New York’s Former Governor David Paterson signed into law groundbreaking legislation that corrects the ills of the redistricting process concerning the counting of prisoners. The legislation signed by Paterson places into law a revamped process for counting prisoners in their home districts instead of districts where the prison or housing unit is located.
Recently, nine Republican State Senators filed a lawsuit challenging the ban on prison-based gerrymandering, which inflates the population of an electoral district by counting inmates as residents of the district, as opposed to counting inmates at their residence before incarceration.
The way in which prisoners were counted before the Paterson-signed legislation increased the amount of votes cast at the cost of those districts without prisons. For example, New York State Senator Betty Little has 13 prisons in her district.
“Senator Betty Little filed suit this week to revive a legal fiction, claiming that individuals imprisoned in her district are members of the local community and should be counted there when it comes to drawing state and local legislative districts.

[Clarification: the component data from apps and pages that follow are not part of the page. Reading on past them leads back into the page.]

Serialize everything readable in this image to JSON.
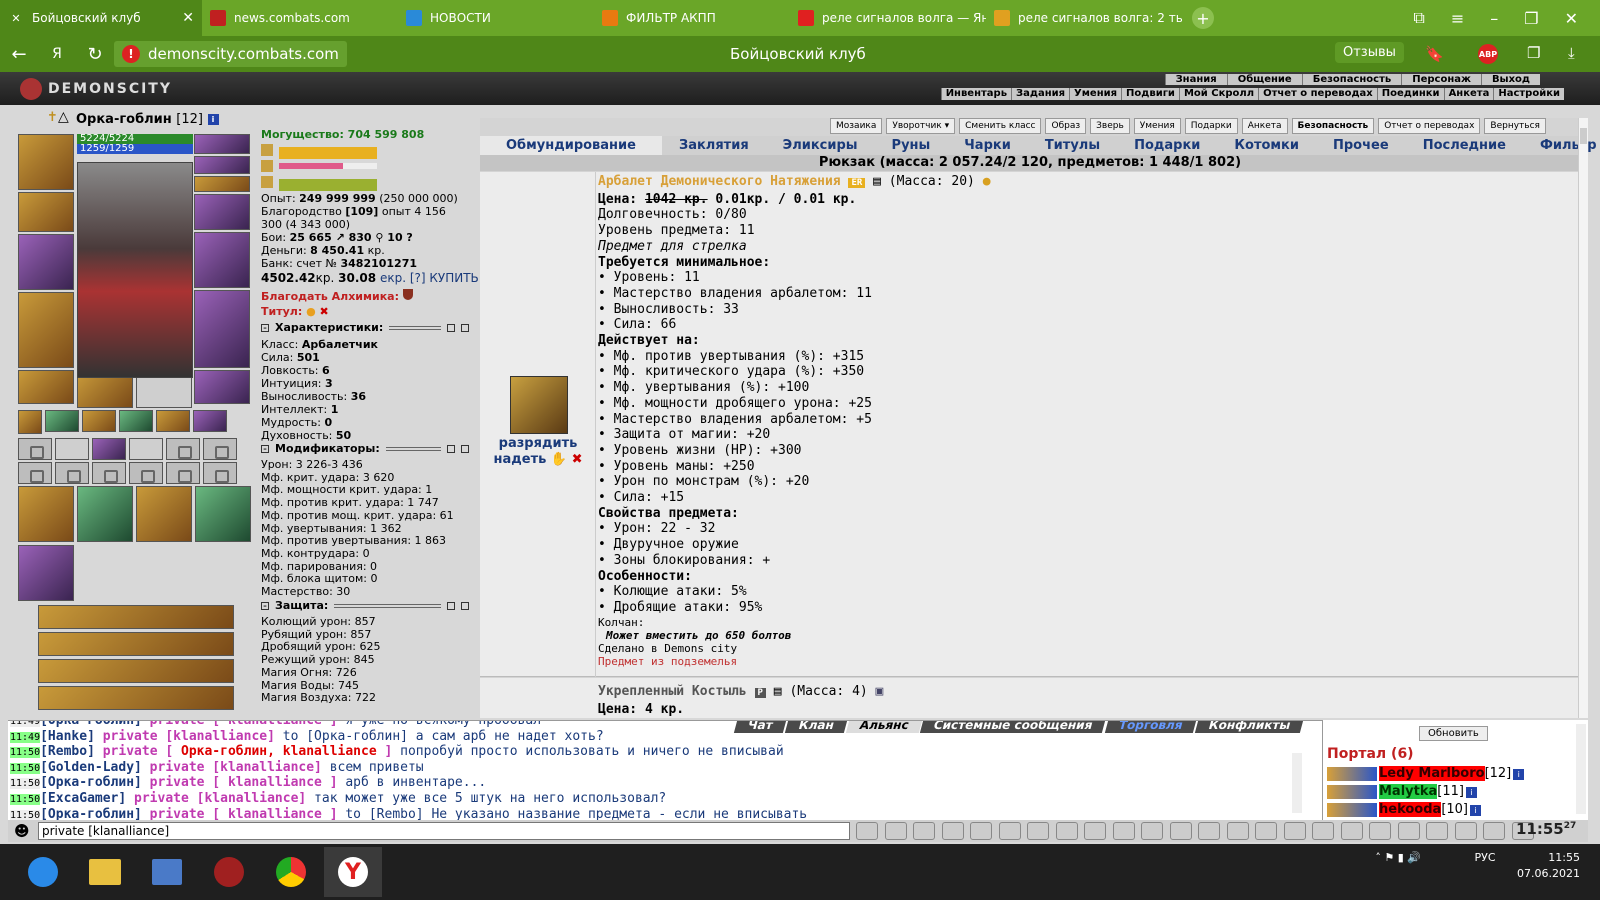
{
  "tabs": [
    {
      "title": "Бойцовский клуб",
      "icon": "x-icon",
      "color": "#ffffff",
      "active": true
    },
    {
      "title": "news.combats.com",
      "icon": "combats-icon",
      "color": "#c02020"
    },
    {
      "title": "НОВОСТИ",
      "icon": "image-icon",
      "color": "#2a8ad8"
    },
    {
      "title": "ФИЛЬТР АКПП",
      "icon": "e-icon",
      "color": "#e87a10"
    },
    {
      "title": "реле сигналов волга — Ян",
      "icon": "yandex-icon",
      "color": "#e02020"
    },
    {
      "title": "реле сигналов волга: 2 ты",
      "icon": "image-icon",
      "color": "#e0a020"
    }
  ],
  "browser": {
    "url": "demonscity.combats.com",
    "title": "Бойцовский клуб",
    "reviews": "Отзывы",
    "abp": "ABP"
  },
  "game": {
    "logo": "DEMONSCITY",
    "menu_top": [
      "Знания",
      "Общение",
      "Безопасность",
      "Персонаж",
      "Выход"
    ],
    "menu_bottom": [
      "Инвентарь",
      "Задания",
      "Умения",
      "Подвиги",
      "Мой Скролл",
      "Отчет о переводах",
      "Поединки",
      "Анкета",
      "Настройки"
    ]
  },
  "char": {
    "name": "Орка-гоблин",
    "level": "[12]",
    "hp": "5224/5224",
    "mp": "1259/1259"
  },
  "stats": {
    "power": "Могущество: 704 599 808",
    "exp": "Опыт: ",
    "exp_val": "249 999 999",
    "exp_rest": " (250 000 000)",
    "nobility": "Благородство ",
    "nobility_val": "[109]",
    "nobility_rest": " опыт 4 156",
    "nobility2": "300 (4 343 000)",
    "fights": "Бои: ",
    "fights_val": "25 665 ↗  830 ⚲  10 ?",
    "money": "Деньги: ",
    "money_val": "8 450.41",
    "money_rest": " кр.",
    "bank": "Банк: счет № ",
    "bank_val": "3482101271",
    "ekr": "4502.42",
    "ekr_rest": "кр. ",
    "ekr_val": "30.08",
    "ekr_rest2": " екр. [?] КУПИТЬ",
    "alchemist": "Благодать Алхимика:",
    "titul": "Титул:"
  },
  "characteristics": {
    "header": "Характеристики:",
    "class_label": "Класс: ",
    "class_val": "Арбалетчик",
    "items": [
      [
        "Сила: ",
        "501"
      ],
      [
        "Ловкость: ",
        "6"
      ],
      [
        "Интуиция: ",
        "3"
      ],
      [
        "Выносливость: ",
        "36"
      ],
      [
        "Интеллект: ",
        "1"
      ],
      [
        "Мудрость: ",
        "0"
      ],
      [
        "Духовность: ",
        "50"
      ]
    ]
  },
  "modifiers": {
    "header": "Модификаторы:",
    "items": [
      "Урон: 3 226-3 436",
      "Мф. крит. удара: 3 620",
      "Мф. мощности крит. удара: 1",
      "Мф. против крит. удара: 1 747",
      "Мф. против мощ. крит. удара: 61",
      "Мф. увертывания: 1 362",
      "Мф. против увертывания: 1 863",
      "Мф. контрудара: 0",
      "Мф. парирования: 0",
      "Мф. блока щитом: 0",
      "Мастерство: 30"
    ]
  },
  "defense": {
    "header": "Защита:",
    "items": [
      "Колющий урон: 857",
      "Рубящий урон: 857",
      "Дробящий урон: 625",
      "Режущий урон: 845",
      "Магия Огня: 726",
      "Магия Воды: 745",
      "Магия Воздуха: 722"
    ]
  },
  "toolbar": [
    "Мозаика",
    "Уворотчик ▾",
    "Сменить класс",
    "Образ",
    "Зверь",
    "Умения",
    "Подарки",
    "Анкета",
    "Безопасность",
    "Отчет о переводах",
    "Вернуться"
  ],
  "categories": [
    "Обмундирование",
    "Заклятия",
    "Эликсиры",
    "Руны",
    "Чарки",
    "Титулы",
    "Подарки",
    "Котомки",
    "Прочее",
    "Последние",
    "Фильтр"
  ],
  "backpack": "Рюкзак (масса: 2 057.24/2 120, предметов: 1 448/1 802)",
  "item": {
    "name": "Арбалет Демонического Натяжения",
    "badge": "ER",
    "mass": " (Масса: 20)",
    "price_label": "Цена: ",
    "price_old": "1042 кр.",
    "price_new": " 0.01кр. / 0.01 кр.",
    "durability": "Долговечность: 0/80",
    "level": "Уровень предмета: 11",
    "for": "Предмет для стрелка",
    "req_header": "Требуется минимальное:",
    "req": [
      "• Уровень: 11",
      "• Мастерство владения арбалетом: 11",
      "• Выносливость: 33",
      "• Сила: 66"
    ],
    "acts_header": "Действует на:",
    "acts": [
      "• Мф. против увертывания (%): +315",
      "• Мф. критического удара (%): +350",
      "• Мф. увертывания (%): +100",
      "• Мф. мощности дробящего урона: +25",
      "• Мастерство владения арбалетом: +5",
      "• Защита от магии: +20",
      "• Уровень жизни (HP): +300",
      "• Уровень маны: +250",
      "• Урон по монстрам (%): +20",
      "• Сила: +15"
    ],
    "props_header": "Свойства предмета:",
    "props": [
      "• Урон: 22 - 32",
      "• Двуручное оружие",
      "• Зоны блокирования: +"
    ],
    "feat_header": "Особенности:",
    "feat": [
      "• Колющие атаки: 5%",
      "• Дробящие атаки: 95%"
    ],
    "quiver": "Колчан:",
    "quiver_text": "Может вместить до 650 болтов",
    "made": "Сделано в Demons city",
    "underground": "Предмет из подземелья",
    "act1": "разрядить",
    "act2": "надеть"
  },
  "item2": {
    "name": "Укрепленный Костыль",
    "badge": "P",
    "mass": " (Масса: 4)",
    "price": "Цена: 4 кр."
  },
  "chat": {
    "tabs": [
      "Чат",
      "Клан",
      "Альянс",
      "Системные сообщения",
      "Торговля",
      "Конфликты"
    ],
    "lines": [
      {
        "t": "11:49",
        "g": false,
        "nick": "[Орка-гоблин]",
        "priv": " private [ klanalliance ]",
        "msg": " я уже по всякому пробовал"
      },
      {
        "t": "11:49",
        "g": true,
        "nick": "[Hanke]",
        "priv": " private [klanalliance]",
        "msg": " to [Орка-гоблин] а сам арб не надет хоть?"
      },
      {
        "t": "11:50",
        "g": true,
        "nick": "[Rembo]",
        "priv": " private [ ",
        "red": "Орка-гоблин, klanalliance",
        "priv2": " ]",
        "msg": " попробуй просто использовать и ничего не вписывай"
      },
      {
        "t": "11:50",
        "g": true,
        "nick": "[Golden-Lady]",
        "priv": " private [klanalliance]",
        "msg": " всем приветы"
      },
      {
        "t": "11:50",
        "g": false,
        "nick": "[Орка-гоблин]",
        "priv": " private [ klanalliance ]",
        "msg": " арб в инвентаре..."
      },
      {
        "t": "11:50",
        "g": true,
        "nick": "[ExcaGamer]",
        "priv": " private [klanalliance]",
        "msg": " так может уже все 5 штук на него использовал?"
      },
      {
        "t": "11:50",
        "g": false,
        "nick": "[Орка-гоблин]",
        "priv": " private [ klanalliance ]",
        "msg": " to [Rembo] Не указано название предмета - если не вписывать"
      }
    ],
    "input": "private [klanalliance]"
  },
  "online": {
    "refresh": "Обновить",
    "portal": "Портал (6)",
    "users": [
      {
        "name": "Ledy Marlboro",
        "lvl": "[12]",
        "c": "rn"
      },
      {
        "name": "Malytka",
        "lvl": "[11]",
        "c": "gn"
      },
      {
        "name": "hekooda",
        "lvl": "[10]",
        "c": "rn"
      }
    ]
  },
  "clock": {
    "time": "11:55",
    "sec": "27"
  },
  "tray": {
    "lang": "РУС",
    "time": "11:55",
    "date": "07.06.2021"
  }
}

Senator Little’s attempt to inflate the population of her district with more than 10,000 incarcerated, non-voting residents from other parts of the state will dilute the votes cast in all other districts.” said Peter Wagner, Executive Director of the Prison Policy Initiative.

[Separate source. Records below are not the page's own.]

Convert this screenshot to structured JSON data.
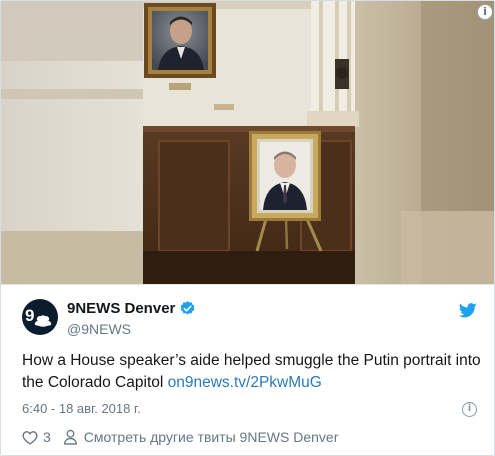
{
  "colors": {
    "link": "#2b7bb9",
    "verified": "#1da1f2",
    "secondary_text": "#657786",
    "avatar_bg": "#0b1c2e"
  },
  "media": {
    "icon": "image-info-icon",
    "info_glyph": "i"
  },
  "author": {
    "name": "9NEWS Denver",
    "handle": "@9NEWS",
    "avatar_text": "9",
    "verified_icon": "verified-badge-icon"
  },
  "tweet": {
    "text": "How a House speaker’s aide helped smuggle the Putin portrait into the Colorado Capitol ",
    "link": "on9news.tv/2PkwMuG",
    "timestamp": "6:40 - 18 авг. 2018 г.",
    "info_glyph": "i"
  },
  "actions": {
    "like_icon": "heart-icon",
    "like_count": "3",
    "more_icon": "person-icon",
    "more_label": "Смотреть другие твиты 9NEWS Denver"
  },
  "branding": {
    "logo_icon": "twitter-bird-icon"
  }
}
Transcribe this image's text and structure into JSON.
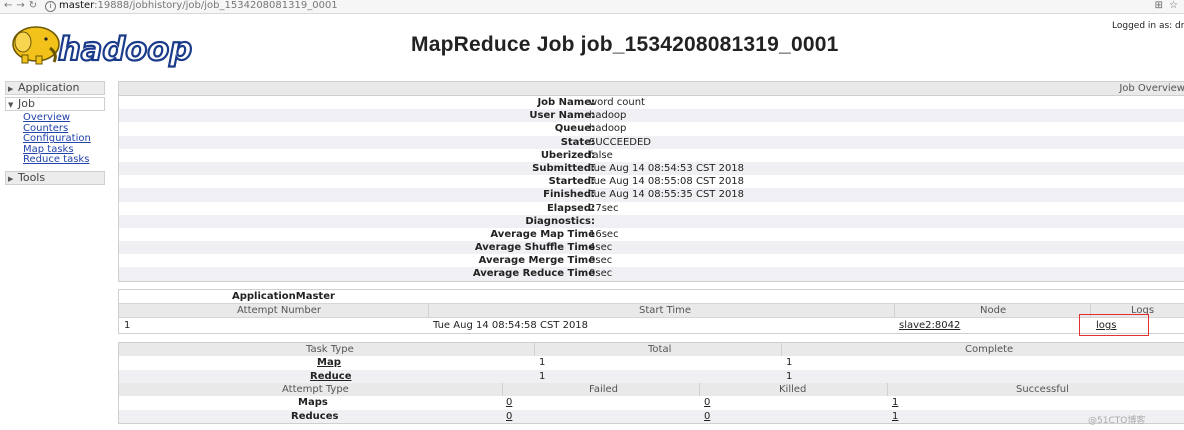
{
  "browser": {
    "url_host": "master",
    "url_path": ":19888/jobhistory/job/job_1534208081319_0001"
  },
  "header": {
    "logo_text": "hadoop",
    "title": "MapReduce Job job_1534208081319_0001",
    "logged_in": "Logged in as: dr.wh"
  },
  "nav": {
    "application": "Application",
    "job": "Job",
    "job_links": [
      "Overview",
      "Counters",
      "Configuration",
      "Map tasks",
      "Reduce tasks"
    ],
    "tools": "Tools"
  },
  "overview": {
    "heading": "Job Overview",
    "rows": [
      {
        "k": "Job Name:",
        "v": "word count"
      },
      {
        "k": "User Name:",
        "v": "hadoop"
      },
      {
        "k": "Queue:",
        "v": "hadoop"
      },
      {
        "k": "State:",
        "v": "SUCCEEDED"
      },
      {
        "k": "Uberized:",
        "v": "false"
      },
      {
        "k": "Submitted:",
        "v": "Tue Aug 14 08:54:53 CST 2018"
      },
      {
        "k": "Started:",
        "v": "Tue Aug 14 08:55:08 CST 2018"
      },
      {
        "k": "Finished:",
        "v": "Tue Aug 14 08:55:35 CST 2018"
      },
      {
        "k": "Elapsed:",
        "v": "27sec"
      },
      {
        "k": "Diagnostics:",
        "v": ""
      },
      {
        "k": "Average Map Time",
        "v": "16sec"
      },
      {
        "k": "Average Shuffle Time",
        "v": "4sec"
      },
      {
        "k": "Average Merge Time",
        "v": "0sec"
      },
      {
        "k": "Average Reduce Time",
        "v": "0sec"
      }
    ]
  },
  "app_master": {
    "title": "ApplicationMaster",
    "headers": {
      "attempt": "Attempt Number",
      "start": "Start Time",
      "node": "Node",
      "logs": "Logs"
    },
    "row": {
      "attempt": "1",
      "start": "Tue Aug 14 08:54:58 CST 2018",
      "node": "slave2:8042",
      "logs": "logs"
    }
  },
  "tasks": {
    "headers": {
      "type": "Task Type",
      "total": "Total",
      "complete": "Complete"
    },
    "rows": [
      {
        "type": "Map",
        "total": "1",
        "complete": "1"
      },
      {
        "type": "Reduce",
        "total": "1",
        "complete": "1"
      }
    ],
    "attempt_headers": {
      "type": "Attempt Type",
      "failed": "Failed",
      "killed": "Killed",
      "successful": "Successful"
    },
    "attempt_rows": [
      {
        "type": "Maps",
        "failed": "0",
        "killed": "0",
        "successful": "1"
      },
      {
        "type": "Reduces",
        "failed": "0",
        "killed": "0",
        "successful": "1"
      }
    ]
  },
  "watermark": "@51CTO博客",
  "colors": {
    "logo_blue": "#1a3a8a",
    "logo_yellow": "#f2c21b",
    "highlight_box": "#e03030"
  }
}
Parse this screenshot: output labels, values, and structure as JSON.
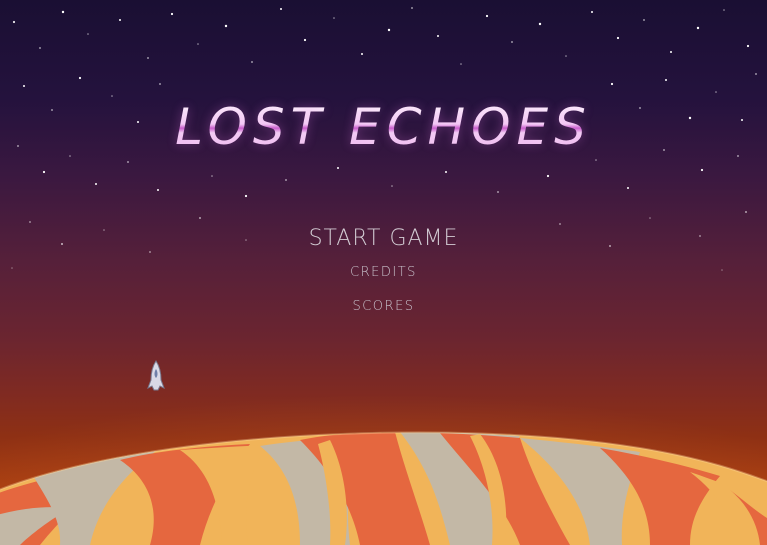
{
  "game": {
    "title": "LOST ECHOES"
  },
  "menu": {
    "start_label": "START GAME",
    "credits_label": "CREDITS",
    "scores_label": "SCORES"
  },
  "colors": {
    "title_gradient_light": "#f6d6f8",
    "title_gradient_dark": "#c55bc9",
    "menu_text": "#c9c2cc",
    "sky_top": "#1a0f33",
    "sky_bottom": "#b8430e",
    "planet_orange": "#e5673f",
    "planet_yellow": "#f1b459",
    "planet_grey": "#c3b8a6"
  },
  "icons": {
    "player": "spaceship-icon"
  }
}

Seven of the New York State Senate Districts only meet minimum population standards after counting prisoners as residents.

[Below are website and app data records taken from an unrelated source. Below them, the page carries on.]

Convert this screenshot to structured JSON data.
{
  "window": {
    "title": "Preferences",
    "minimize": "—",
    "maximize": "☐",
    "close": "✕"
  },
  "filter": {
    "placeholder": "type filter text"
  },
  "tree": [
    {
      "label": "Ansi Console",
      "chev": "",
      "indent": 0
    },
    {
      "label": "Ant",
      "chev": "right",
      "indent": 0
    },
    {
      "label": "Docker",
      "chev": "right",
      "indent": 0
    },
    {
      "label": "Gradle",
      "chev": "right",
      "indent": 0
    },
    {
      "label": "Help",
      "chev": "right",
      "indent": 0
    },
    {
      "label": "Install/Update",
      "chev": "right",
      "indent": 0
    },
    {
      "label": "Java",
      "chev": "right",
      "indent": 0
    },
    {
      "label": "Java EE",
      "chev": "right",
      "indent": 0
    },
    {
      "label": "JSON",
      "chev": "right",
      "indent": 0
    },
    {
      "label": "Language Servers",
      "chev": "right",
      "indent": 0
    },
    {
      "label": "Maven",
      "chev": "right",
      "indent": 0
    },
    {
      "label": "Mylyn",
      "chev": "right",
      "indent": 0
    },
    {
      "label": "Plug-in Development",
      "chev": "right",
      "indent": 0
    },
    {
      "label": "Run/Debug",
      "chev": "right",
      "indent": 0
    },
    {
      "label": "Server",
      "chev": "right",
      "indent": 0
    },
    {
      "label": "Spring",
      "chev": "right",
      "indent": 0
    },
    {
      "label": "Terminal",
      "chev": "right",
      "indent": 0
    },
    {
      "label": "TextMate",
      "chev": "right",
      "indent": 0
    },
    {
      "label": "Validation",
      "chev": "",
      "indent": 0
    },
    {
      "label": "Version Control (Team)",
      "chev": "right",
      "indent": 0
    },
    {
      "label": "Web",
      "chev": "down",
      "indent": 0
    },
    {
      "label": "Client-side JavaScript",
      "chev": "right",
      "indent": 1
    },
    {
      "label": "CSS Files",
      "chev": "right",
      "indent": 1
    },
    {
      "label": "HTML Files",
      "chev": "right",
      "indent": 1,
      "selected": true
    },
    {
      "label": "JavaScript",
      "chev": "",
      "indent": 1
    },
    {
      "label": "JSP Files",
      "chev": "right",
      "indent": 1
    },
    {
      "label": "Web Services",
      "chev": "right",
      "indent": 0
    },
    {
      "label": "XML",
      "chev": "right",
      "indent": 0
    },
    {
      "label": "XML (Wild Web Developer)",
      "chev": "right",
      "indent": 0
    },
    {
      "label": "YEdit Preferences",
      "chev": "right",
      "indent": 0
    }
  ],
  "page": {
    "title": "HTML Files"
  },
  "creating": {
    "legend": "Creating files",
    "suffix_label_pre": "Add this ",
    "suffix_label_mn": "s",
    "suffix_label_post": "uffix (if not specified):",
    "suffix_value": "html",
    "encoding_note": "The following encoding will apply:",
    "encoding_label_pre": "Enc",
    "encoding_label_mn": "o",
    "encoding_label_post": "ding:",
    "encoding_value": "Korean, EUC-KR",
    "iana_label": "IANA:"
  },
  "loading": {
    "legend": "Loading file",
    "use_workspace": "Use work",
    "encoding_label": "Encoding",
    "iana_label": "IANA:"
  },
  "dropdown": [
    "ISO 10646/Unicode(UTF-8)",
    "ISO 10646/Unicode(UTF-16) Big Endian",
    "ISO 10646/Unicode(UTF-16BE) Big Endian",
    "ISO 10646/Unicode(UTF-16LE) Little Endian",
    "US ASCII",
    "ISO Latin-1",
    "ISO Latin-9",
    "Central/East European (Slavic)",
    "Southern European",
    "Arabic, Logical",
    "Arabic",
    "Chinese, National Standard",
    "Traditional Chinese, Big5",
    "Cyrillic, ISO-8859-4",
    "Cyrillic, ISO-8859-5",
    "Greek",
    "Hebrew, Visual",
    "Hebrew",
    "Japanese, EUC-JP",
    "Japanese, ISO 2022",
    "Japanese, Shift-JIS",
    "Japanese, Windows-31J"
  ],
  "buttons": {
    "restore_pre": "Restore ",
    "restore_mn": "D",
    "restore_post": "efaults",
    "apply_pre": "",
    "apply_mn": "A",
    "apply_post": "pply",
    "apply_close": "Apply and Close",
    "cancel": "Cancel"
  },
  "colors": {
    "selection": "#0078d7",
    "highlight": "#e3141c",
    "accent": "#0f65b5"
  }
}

The only state’s to change the way prisoners are counted in 2010 were New York, Maryland and Delaware.
Donna Lieberman, the Executive Director of the New York Civil Liberties Union said of the New York legislature,
The Legislature stood up for fairness and the democratic principle of one person, one vote by banning prison-based gerrymandering last year. Counting incarcerated people as residents of counties in which a prison was located for purposes of establishing election districts inflated the political power of upstate, largely white rural prison communities, while diminishing the political power of the urban, black and Latino communities from which persons were sent to prison.
Elected in 2010, current New York Democratic Governor Andrew Cuomo’s current plan to close the state’s $10 Billion Dollar budget gap includes creating a task force that would recommend closing state prisons. Without knowing which facilities would be impacted, Gov. Cuomo has asked the legislature to approve a state budget with $72 Million in savings from prison closures.